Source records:
....

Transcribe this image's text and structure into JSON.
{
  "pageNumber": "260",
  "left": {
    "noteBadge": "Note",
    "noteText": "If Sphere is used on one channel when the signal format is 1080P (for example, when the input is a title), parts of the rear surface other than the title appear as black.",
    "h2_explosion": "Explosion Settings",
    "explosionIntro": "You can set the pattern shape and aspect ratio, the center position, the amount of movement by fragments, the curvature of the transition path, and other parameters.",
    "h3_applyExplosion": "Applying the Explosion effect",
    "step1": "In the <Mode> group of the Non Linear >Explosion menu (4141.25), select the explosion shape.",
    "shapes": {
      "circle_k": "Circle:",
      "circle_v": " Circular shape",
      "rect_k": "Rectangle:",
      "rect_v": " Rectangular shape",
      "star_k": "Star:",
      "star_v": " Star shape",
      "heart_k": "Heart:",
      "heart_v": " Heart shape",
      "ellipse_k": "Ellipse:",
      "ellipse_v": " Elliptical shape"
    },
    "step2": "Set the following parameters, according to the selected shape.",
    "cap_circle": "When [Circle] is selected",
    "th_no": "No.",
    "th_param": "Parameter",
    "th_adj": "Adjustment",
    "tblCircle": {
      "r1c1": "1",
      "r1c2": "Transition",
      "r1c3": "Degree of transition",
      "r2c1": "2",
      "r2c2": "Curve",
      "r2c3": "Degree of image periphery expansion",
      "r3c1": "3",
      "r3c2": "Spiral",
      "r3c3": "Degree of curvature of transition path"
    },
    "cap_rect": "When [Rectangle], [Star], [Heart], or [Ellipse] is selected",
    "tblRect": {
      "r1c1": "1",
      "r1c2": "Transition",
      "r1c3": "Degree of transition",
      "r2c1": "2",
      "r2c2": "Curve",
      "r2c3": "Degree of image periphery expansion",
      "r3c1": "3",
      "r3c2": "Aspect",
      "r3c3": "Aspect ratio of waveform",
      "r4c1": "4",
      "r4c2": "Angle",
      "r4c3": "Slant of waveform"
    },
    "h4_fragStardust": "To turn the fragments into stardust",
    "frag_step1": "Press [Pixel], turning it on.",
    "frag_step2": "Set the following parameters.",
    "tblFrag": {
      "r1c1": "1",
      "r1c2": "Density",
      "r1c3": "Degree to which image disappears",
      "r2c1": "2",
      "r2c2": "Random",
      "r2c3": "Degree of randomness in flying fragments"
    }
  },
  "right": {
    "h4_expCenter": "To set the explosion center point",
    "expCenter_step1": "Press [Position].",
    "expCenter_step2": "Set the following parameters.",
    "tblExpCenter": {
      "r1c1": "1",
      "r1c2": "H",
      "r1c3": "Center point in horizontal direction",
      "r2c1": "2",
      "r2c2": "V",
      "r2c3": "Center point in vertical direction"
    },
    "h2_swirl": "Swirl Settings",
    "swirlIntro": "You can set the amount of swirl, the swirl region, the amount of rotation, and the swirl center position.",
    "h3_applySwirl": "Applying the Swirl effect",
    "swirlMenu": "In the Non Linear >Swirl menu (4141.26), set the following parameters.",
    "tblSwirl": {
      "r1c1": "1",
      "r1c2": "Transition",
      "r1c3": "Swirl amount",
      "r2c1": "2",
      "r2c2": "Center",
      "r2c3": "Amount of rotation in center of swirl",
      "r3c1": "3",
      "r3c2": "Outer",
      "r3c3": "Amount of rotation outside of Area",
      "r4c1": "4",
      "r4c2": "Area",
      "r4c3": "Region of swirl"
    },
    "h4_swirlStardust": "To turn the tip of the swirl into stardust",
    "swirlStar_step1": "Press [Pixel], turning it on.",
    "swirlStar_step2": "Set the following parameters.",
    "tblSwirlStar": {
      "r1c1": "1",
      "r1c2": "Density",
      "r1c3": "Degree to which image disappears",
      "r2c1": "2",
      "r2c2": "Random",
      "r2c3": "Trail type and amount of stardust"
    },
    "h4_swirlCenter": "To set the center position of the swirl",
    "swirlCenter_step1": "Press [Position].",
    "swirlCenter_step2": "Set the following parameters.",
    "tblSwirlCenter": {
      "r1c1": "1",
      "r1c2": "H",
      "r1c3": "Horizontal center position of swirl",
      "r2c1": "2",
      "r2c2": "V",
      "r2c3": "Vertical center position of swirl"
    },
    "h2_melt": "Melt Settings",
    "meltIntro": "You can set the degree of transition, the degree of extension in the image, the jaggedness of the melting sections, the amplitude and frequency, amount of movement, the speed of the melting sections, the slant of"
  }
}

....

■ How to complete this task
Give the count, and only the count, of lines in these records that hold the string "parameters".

■ Response below
7